Historical Fiction: Adding Detail
A brave colleague of mine is embarking on a unit of writing in historical fiction. She has never taught this genre before, and her sixth grade students have never written in this genre before. One of the potential obstacles she is anticipating is the subtle art of blending historical fact into a fictional story. We know writers of historical fiction pay attention to period detail, but how do they weave that detail into the story? What scaffolds can we provide to support the kids’ writing as they work to weave together history and story? What kind of work could they do in their writer’s notebooks?
To start, I looked at a couple of mentor texts. First, I read The Patchwork Path: A Quilt Map to Freedom by Bettye Stroud. In this story about a family who escapes from slavery via the Underground Railroad, I noticed Bettye uses time period specific vocabulary (slave, plantation, Master, safe house). Using a specific vocabulary set is one way to weave detail into a story. I imagine the sixth graders could keep a running Word List in their writer’s notebooks, recording specific vocabulary as they learn about their historical period. To try this entry, I chose the historical period of Westward Expansion as the setting for my story. I watched a CrashCourse video and read a short piece from Oklahoma’s Historical Society. This is the word list I generated in my writer’s notebook so far as I learned about the time period:
I think these words can help add historical detail to my writing. I know I will use words such as settlement, plains, or homesteading in my story.

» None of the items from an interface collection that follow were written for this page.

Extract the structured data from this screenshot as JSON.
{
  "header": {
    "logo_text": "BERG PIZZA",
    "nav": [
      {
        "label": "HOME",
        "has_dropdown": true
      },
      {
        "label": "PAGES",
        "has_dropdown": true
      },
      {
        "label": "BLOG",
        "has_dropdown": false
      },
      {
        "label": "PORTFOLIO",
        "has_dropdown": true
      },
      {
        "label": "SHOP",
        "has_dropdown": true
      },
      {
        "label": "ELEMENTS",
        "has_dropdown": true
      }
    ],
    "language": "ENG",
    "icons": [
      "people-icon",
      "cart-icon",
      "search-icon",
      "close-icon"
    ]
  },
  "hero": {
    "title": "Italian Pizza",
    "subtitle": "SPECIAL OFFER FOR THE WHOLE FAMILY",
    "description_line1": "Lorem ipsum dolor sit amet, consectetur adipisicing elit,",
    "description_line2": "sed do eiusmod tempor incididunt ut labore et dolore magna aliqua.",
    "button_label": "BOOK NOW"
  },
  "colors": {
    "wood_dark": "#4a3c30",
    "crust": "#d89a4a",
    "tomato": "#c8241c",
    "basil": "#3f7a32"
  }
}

For my next mentor text, I used Cheyenne Again by Eve Bunting. In this picture book about a young Indian boy who is removed from his reservation and forced to attend a boarding school, I noticed Eve describes the physical characteristics of the characters. For example, she writes, “He wears the hat and spurs, the gleaming silver badge, that mark his work.” I would encourage students to examine some pictures of their chosen time period and notice the details. Students could use character details to weave historical fact into their story. To try this in my writer’s notebook, I printed some images of Westward Expansion that I found on Google, and I wrote my noticings in my notebook:
I think this entry will help me add character details when I begin drafting my story. I now envision that the women in my story will be wearing long skirts, their hair tied high in a bun. I know one of my characters will be pushing a baby stroller over that hard, bumpy, uneven ground!
These are just two ways students can weave historical detail into their story: using time period specific vocabulary and describing character details.